§ **Assigned task**:
If a line below contains "Planeta", count it; then state how many such lines there are, and nothing else.
[Opening Data listing section]
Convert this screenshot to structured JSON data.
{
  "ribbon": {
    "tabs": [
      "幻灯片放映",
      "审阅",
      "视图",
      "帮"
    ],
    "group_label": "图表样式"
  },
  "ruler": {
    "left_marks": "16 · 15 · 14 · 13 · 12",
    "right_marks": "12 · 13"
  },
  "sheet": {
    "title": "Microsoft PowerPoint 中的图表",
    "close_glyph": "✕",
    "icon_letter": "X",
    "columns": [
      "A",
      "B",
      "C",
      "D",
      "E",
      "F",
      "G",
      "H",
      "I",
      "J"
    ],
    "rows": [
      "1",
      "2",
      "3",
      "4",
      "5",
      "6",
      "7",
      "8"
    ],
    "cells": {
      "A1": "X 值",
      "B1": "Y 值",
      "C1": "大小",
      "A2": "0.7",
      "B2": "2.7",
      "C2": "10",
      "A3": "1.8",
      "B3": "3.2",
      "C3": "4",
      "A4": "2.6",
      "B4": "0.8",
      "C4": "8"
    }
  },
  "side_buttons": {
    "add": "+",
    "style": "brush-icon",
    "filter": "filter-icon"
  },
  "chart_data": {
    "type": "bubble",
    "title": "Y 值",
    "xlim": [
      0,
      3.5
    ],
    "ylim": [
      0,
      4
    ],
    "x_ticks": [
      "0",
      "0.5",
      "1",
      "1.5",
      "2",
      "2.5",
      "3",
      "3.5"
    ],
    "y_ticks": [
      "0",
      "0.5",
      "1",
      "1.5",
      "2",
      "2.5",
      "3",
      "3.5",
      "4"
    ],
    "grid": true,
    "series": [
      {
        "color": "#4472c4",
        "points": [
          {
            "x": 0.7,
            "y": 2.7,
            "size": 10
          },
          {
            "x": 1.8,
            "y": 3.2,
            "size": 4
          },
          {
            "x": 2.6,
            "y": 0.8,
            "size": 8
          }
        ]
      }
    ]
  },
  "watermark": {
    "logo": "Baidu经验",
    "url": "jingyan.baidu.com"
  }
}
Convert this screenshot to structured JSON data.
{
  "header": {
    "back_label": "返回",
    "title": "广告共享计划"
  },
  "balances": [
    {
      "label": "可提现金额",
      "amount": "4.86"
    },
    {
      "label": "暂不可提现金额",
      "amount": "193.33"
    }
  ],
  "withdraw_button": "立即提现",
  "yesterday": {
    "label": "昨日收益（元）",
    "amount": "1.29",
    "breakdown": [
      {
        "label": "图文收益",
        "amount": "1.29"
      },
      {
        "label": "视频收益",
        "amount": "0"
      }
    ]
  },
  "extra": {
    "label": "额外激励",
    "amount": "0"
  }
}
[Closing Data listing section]
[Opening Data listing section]
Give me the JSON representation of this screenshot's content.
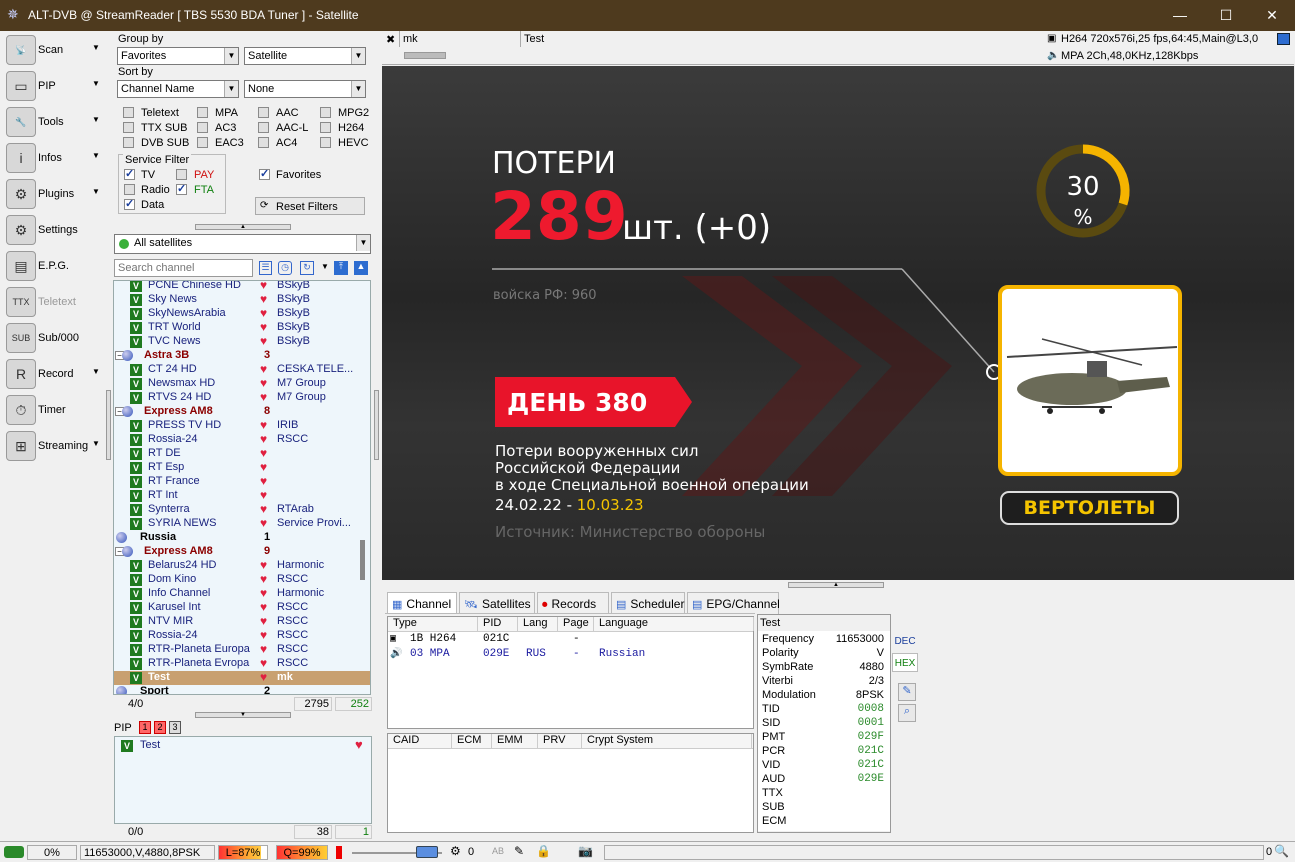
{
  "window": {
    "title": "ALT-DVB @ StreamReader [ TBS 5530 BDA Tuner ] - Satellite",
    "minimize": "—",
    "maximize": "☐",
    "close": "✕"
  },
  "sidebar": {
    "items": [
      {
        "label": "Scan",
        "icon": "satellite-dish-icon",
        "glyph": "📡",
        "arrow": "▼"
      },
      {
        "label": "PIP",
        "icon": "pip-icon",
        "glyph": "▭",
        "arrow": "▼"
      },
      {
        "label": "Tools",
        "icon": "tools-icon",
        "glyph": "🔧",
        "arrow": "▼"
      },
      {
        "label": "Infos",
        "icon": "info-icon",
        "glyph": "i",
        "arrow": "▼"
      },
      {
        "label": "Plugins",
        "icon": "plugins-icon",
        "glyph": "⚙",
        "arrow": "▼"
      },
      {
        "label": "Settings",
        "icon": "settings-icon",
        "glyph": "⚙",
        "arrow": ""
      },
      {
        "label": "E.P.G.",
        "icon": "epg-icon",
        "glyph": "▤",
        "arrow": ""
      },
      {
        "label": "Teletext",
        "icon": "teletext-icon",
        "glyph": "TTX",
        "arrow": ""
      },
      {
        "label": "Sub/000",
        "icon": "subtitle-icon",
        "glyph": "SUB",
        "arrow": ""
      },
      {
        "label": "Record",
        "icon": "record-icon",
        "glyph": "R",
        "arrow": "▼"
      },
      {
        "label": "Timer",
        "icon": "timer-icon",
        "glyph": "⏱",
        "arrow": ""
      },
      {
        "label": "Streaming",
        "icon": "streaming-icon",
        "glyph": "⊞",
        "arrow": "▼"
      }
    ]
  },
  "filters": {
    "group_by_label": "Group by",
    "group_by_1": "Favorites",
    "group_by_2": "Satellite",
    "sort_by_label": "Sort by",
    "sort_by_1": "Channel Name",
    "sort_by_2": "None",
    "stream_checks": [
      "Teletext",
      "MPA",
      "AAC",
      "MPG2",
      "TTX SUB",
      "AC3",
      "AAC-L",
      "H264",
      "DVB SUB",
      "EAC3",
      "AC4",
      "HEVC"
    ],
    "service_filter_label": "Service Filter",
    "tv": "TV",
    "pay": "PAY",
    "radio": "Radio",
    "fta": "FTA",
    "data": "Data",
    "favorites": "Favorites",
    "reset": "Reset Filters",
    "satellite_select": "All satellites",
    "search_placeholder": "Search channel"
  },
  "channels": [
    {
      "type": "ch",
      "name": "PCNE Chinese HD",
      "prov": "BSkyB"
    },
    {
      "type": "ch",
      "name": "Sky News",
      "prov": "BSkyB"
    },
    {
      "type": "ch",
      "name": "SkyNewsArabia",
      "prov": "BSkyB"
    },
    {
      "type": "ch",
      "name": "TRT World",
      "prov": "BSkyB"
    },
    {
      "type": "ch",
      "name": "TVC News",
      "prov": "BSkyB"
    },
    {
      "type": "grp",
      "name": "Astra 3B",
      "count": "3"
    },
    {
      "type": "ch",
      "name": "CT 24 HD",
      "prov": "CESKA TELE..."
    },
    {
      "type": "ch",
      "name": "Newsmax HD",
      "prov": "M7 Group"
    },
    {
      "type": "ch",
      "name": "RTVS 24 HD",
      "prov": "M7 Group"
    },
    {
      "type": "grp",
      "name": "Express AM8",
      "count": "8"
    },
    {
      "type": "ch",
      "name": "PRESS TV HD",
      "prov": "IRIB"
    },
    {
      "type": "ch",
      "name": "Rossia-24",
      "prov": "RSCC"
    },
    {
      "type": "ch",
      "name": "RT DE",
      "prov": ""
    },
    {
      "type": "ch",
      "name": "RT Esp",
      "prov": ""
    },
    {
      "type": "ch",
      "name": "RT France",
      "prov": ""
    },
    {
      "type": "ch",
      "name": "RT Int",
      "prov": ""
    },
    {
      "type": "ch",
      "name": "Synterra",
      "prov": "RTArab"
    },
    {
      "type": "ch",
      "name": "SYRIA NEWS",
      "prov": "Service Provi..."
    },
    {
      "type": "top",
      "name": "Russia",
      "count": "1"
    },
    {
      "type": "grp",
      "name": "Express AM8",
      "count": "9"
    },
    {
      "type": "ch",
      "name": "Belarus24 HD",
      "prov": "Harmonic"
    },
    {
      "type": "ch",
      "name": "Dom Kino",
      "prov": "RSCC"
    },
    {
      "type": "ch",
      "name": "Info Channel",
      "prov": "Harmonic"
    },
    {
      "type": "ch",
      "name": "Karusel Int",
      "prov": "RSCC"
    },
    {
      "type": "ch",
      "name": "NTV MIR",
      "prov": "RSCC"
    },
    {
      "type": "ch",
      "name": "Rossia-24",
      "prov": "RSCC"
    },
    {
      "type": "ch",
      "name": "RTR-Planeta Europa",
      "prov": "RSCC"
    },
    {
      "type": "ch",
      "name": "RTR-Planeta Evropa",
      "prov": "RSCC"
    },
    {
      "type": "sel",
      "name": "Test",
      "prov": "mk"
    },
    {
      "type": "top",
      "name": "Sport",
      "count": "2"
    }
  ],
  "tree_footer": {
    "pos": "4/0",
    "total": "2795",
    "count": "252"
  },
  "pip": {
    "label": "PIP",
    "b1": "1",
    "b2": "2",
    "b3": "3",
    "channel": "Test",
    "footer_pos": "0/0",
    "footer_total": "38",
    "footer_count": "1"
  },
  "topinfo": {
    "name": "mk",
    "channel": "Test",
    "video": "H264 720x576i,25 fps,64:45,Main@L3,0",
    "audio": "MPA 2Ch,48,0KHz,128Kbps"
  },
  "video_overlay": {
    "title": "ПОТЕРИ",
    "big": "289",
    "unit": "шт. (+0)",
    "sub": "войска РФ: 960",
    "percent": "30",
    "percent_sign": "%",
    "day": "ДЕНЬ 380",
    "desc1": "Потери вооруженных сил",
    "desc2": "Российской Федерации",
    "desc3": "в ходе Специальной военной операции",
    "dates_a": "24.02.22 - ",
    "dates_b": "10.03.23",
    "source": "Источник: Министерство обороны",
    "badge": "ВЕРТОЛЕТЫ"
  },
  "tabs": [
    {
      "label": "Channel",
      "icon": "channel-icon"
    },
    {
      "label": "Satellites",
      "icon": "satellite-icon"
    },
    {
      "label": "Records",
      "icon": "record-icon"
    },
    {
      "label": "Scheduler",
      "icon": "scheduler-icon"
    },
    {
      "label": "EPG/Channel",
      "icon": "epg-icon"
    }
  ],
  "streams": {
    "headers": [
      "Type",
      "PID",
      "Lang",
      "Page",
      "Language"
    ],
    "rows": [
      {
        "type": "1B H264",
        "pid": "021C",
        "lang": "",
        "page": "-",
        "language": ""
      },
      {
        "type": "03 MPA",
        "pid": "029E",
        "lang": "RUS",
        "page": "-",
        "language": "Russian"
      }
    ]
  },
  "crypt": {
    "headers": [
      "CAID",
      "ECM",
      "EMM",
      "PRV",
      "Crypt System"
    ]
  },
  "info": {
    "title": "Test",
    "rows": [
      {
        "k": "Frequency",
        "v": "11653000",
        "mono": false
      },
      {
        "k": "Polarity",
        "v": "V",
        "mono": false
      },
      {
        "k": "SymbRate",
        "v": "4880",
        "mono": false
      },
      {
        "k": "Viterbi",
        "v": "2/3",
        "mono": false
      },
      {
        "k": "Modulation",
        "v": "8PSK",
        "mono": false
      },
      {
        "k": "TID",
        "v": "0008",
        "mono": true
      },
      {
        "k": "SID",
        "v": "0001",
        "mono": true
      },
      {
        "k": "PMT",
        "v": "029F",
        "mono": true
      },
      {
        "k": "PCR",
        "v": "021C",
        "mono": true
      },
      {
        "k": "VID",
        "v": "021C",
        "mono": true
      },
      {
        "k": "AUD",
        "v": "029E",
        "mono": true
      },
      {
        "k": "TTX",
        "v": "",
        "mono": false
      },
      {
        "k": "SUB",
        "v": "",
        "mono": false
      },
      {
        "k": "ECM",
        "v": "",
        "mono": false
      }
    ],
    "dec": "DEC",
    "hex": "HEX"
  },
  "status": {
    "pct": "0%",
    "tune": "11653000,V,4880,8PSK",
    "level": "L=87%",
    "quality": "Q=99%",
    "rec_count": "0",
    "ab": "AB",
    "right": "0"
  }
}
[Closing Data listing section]
§ **Task response**:
2